More about our shipping prices

Need help? Let us help you!
Reach out our customer support team at:
Phone: +3616104627 - or send an Email
Shop: Major köz 12., 1119 Budapest, Hungary
Open: Mo-Fr 10-17, Sat 10-13

Aquarium Decorations

INSPIRATION! - Build a winning aquascape!

INSPIRATION! - Build a winning aquascape!

Aquascaping and the Nature Aquarium style itself are inspired heavily by nature. Natural decorations, diverse underwater fauna, magnificent colors, and shapes. Our imagination only limits the visual world we dream of in our aquarium.

Some walk around nature, watch movies, browse the internet, collect these inspirational images; others refine their ideas based on other aquariums and master the technics used there.

Both are doable ways, but now we will talk a little about the second one with some of the IAPLC 2020 winners because it is worth learning from the bests!

and build something completely different!

Our skill, our style constantly changes the years we spend in the hobby, but if we always build the same and don't try new things, we lose the challenge's excitement, and maybe our interest diminishes over time. Dare to step out of our comfort zone, as we can learn a lot from it and not necessarily only when we build for competitions.

The best of aquascapers are constantly building in this approach, often pushing their limits. This is how the most beautiful aquariums are made every year. We will show you three great examples now.

Siak Wee Yeo / Malaysia - World Ranking 1

Stunning extreme visual world, this is Siak's Aquarium. But what methods used to build it? The aquarium hardscape is built with ironwood, which he made out of several pieces. He glued vertical pieces of wood to both ends of the main structure to break the horizontal patterns and shapes. The Micranthemum Monte Carlo plant hanging from the decors further reinforces this tendril effect.

Sand is added to the front, which breaks the homogenous foreground. And offset the light hanging plants, he used smaller, slower-growing, dark green mosses, which also provided sufficient detail for the foreground. Fissidens and Riccardia are mostly used in larger quantities. Both are slow-growing moss, with lots of detail so that maintenance will be easier with them. The stem plants give density and a new dimension to the aquarium behind the whole wood structure.

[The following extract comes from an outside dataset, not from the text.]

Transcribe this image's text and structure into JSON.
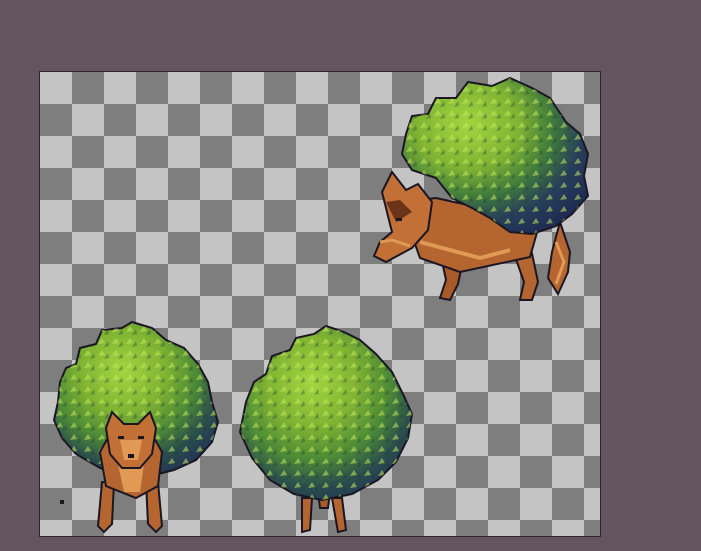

The fish selection must fit the detailed layout. Here, the aquarium's size and the design allowed it to use Harlequin rasbora, which otherwise gives excellent contrast to the plants.

Roger Goh / Singapore - World Ranking 5

Roger's aquarium brings the real forest image we often see in competitions. For a dark forest atmosphere, he chose light foreground sand decorated with tiny basalt-like stones. Here, the light gray color specifically helps the natural look. Under the trees, he used lava stones because, in color, it fits the trees better and adds volume to the decoration.

Moss is an essential plant of the forest layouts. Here Fissidens and perhaps Willow mostly used moss because of the particular leaf shape. To break this dark green look, some small Anubias, Bucephalandra, and Monte Carlo plants were used as well. It gives variety to the foreground. He used Bolbitis for the upper part, which perfectly fit the aquarium size. Some brighter green plants are added in the forest's background, making the distant sight look real. Ceratopteris or other softer leaves plants can also be used for this purpose. As with the previous layout, the fish selection was perfect here as well. The Ember tetra is an ideal schooling fish and gives a great contrast to the green plants.

The layout is challenging to maintain due to the detail, but the result worth it.

Luis Carlos Galarraga / Brazil - World Ranking 7

Luca's aquarium is truly fascinating in many ways. It shows how far we can push the limits with one of the most popular decorations, the Seiryu stones. Meanwhile, the perfect mix of plant and decoration elevates the layout to another level and differentiates it from the commonly seen iwagumi designs. Placing the rocks the right way and rotating them towards the front glass gives an infinite effect to the layout.

Decorative sand is also an essential element here. Small basalt/gravel was added to the transition. The size of the stones is constantly changing as we move backward. In the foreground, therefore, details are vital. Marsilea plant is used in front of the moss because of the varied leaf shape. It is essential to use different textures and not have such a large homogeneous foreground. He also used moss on the edges of the rocks for a more natural effect. In the background, several types of stem plants add weight to the layout but are also responsible for the colors and reflection. Due to the structure, we do not see the lower part of the stem plants, and only their most beautiful, colored upper part is visible behind the rocks.

The layout can be maintained in the long run due to the minimalist style. Only the stems in the background need to be trimmed timely.

Enter the IAPLC contest to race with the bests

The most influential aquascaping competition, IAPLC, will be held again this year. If you feel like entering based on the above, you can do it on the competition website. Registration is free. Participants' aquariums will also appear in a printed book later this year!

You can enter the competition from April 1st to May 31st by clicking the button below.



Previous What fish can I keep in my aquarium? Next DOOA NEO GLASS AIR - Create your tiny tropical jungle!
To Top